South African cards solid round as big names Kaymer, Donald and Westwood struggle on a rainy day at Congressional.
Mind control is the major factor for Louis Oosthuizen
Leading a major championship and winning a major championship have proved to be very different things in recent times.
Whoever is out in front in the US Open at Congressional on Saturday night will find little comfort in what has happened the past two years. Of the last eight 54-hole leaders only one - Louis Oosthuizen at St Andrews last July- has gone on to triumph.
All around the South African, who turned a four-shot advantage into an amazing seven-stroke British Open victory, are the battered and bruised bodies of others who came to grief.
Most vivid in the memory, of course, is Rory McIlroy, who from four clear at the Masters in April collapsed to an 80 and all the way to 15th place a massive 10 strokes behind Charl Schwartzel.
But he is far from alone in suffering such a meltdown.
At the US Open and US PGA last year the Americans Dustin Johnson and Nick Watney were three ahead, but shot 82 and 81 respectively.
Johnson finished eighth five adrift of Graeme McDowell, Watney 18th seven behind Martin Kaymer.
Before them it was Lee Westwood, overtaken by Phil Mickelson at Augusta, and before him Tiger Woods, who after 14 majors won from the front saw Korean YE Yang incredibly come from two behind to win the PGA title by three.
Woods shot 75, Westwood 71, while at Turnberry in the 2009 Open the 72 of 59-year-old Tom Watson was not quite good enough to make him golf's oldest major champion by an unbelievable 11 years.
Stewart Cink fired a 69 and beat the five-time winner in a play-off.
Ricky Barnes led the 2009 US Open by one with a round to go, but his 76 opened the door for Lucas Glover.
So how did Oosthuizen do it when other far bigger names could not?
"I was very confident the way I played," he said. "I was never scared on any shot and there was no particular hole that I felt scared of and I was driving it so well.
"At St Andrews everything is off the tee. If you can place it in a fairway all the time, missing all the bunkers, you've already won most of it.
"So that helped a lot.

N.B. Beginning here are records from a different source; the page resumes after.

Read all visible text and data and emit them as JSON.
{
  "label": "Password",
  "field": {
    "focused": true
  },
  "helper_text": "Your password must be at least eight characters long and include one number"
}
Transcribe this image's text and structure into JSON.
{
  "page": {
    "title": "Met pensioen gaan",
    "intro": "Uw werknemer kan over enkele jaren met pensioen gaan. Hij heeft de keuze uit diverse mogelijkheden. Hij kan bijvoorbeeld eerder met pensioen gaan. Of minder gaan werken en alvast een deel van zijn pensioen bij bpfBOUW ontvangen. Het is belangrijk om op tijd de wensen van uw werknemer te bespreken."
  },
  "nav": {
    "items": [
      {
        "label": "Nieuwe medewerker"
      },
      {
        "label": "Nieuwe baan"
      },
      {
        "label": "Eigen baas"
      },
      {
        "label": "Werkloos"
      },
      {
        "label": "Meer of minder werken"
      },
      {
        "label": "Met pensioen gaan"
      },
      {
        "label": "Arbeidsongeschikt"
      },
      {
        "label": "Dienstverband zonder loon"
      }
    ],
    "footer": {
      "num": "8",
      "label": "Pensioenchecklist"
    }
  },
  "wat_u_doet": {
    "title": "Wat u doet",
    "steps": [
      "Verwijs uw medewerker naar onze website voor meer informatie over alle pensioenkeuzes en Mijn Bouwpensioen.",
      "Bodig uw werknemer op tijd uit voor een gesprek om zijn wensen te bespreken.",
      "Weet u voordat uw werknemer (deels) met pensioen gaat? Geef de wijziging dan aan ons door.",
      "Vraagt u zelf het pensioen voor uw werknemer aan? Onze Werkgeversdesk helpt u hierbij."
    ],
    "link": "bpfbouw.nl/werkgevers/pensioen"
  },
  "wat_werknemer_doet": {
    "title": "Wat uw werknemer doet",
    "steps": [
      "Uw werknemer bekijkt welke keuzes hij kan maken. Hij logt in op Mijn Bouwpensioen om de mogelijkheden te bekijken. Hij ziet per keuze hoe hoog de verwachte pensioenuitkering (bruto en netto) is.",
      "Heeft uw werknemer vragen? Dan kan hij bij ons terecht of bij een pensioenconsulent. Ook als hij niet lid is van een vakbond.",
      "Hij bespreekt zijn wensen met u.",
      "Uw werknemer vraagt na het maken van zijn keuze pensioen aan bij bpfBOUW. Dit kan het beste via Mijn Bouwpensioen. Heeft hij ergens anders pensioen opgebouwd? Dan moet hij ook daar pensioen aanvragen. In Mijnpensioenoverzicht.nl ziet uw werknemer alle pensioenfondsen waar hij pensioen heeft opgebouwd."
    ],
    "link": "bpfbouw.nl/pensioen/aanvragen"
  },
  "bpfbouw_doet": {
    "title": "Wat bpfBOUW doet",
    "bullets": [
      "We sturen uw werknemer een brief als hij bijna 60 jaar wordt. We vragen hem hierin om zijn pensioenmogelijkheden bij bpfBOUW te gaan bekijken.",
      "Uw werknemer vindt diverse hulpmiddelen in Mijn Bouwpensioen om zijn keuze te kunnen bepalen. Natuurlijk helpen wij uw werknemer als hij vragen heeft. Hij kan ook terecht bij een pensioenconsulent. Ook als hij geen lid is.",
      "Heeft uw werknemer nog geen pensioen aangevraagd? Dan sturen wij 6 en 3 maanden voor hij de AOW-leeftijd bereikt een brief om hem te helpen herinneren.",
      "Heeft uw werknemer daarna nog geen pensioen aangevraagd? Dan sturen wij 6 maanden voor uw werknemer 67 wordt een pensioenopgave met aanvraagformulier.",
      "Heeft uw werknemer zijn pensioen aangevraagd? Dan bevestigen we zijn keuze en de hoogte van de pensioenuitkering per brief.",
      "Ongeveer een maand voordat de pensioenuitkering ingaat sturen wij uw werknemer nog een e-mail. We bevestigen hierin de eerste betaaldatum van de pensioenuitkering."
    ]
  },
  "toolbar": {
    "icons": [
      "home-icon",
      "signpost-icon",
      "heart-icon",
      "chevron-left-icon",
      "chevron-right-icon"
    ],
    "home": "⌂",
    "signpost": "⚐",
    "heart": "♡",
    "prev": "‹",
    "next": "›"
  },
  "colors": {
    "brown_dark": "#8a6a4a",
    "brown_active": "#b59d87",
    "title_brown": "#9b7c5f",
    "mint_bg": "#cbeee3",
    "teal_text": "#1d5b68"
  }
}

And it didn't feel like on the Sunday anyone really pushed me.
"I think the Friday night was probably the worst for me because I had 27 hours, I think, before my next tee time.
"But the way I finished on the Saturday, finishing two or three under the last five holes just gave me a bit of confidence going into the next day."
Asked what was the most important thing mentally he added: "The way I stayed in the present - I never for one minute thought of winning the tournament during the round."
Never for one full minute maybe, but certainly for a few seconds.
"It was so difficult the last six holes because with a seven-shot lead all of a sudden you're thinking of standing with the Claret Jug.
"You've got to get yourself out of that mind frame and think shot for shot. Only after my second shot on 17 did I feel like I'm not going to throw it away from here."
Yang had a three-under 68 comprising five birdies and two bogeys yesterday. "I think the course setup is a bit more to my advantage than the other previous US Opens," he said.
"And also I've been playing a lot more conservatively this week and practiced a lot, played less bonehead plays. So I think overall the course and my conservative approach is helpful."
Oosthuizen carded a two-under 69. "I'm happy with my score," Oosthuizen said. "I made four bogeys, but on this golf course it's got a lot of bogeys out there.
"But today there was a lot of birdies, as well. So it's just a matter of trying to get as many pars on your card, because then you've at least got opportunities for birdies."
Among a large group tied on one-under 70 was Graeme McDowell, the defending champion. He opened with a bogey, but was at one under by the turn and parred his way down the back nine.
"I felt really, good this morning. I felt normal," said McDowell.
World Nos 1 and 3, Luke Donald and Martin Kaymer, both struggled to an opening 74, while Lee Westwood, the world No 2, faired even worse, carding a four-over 75.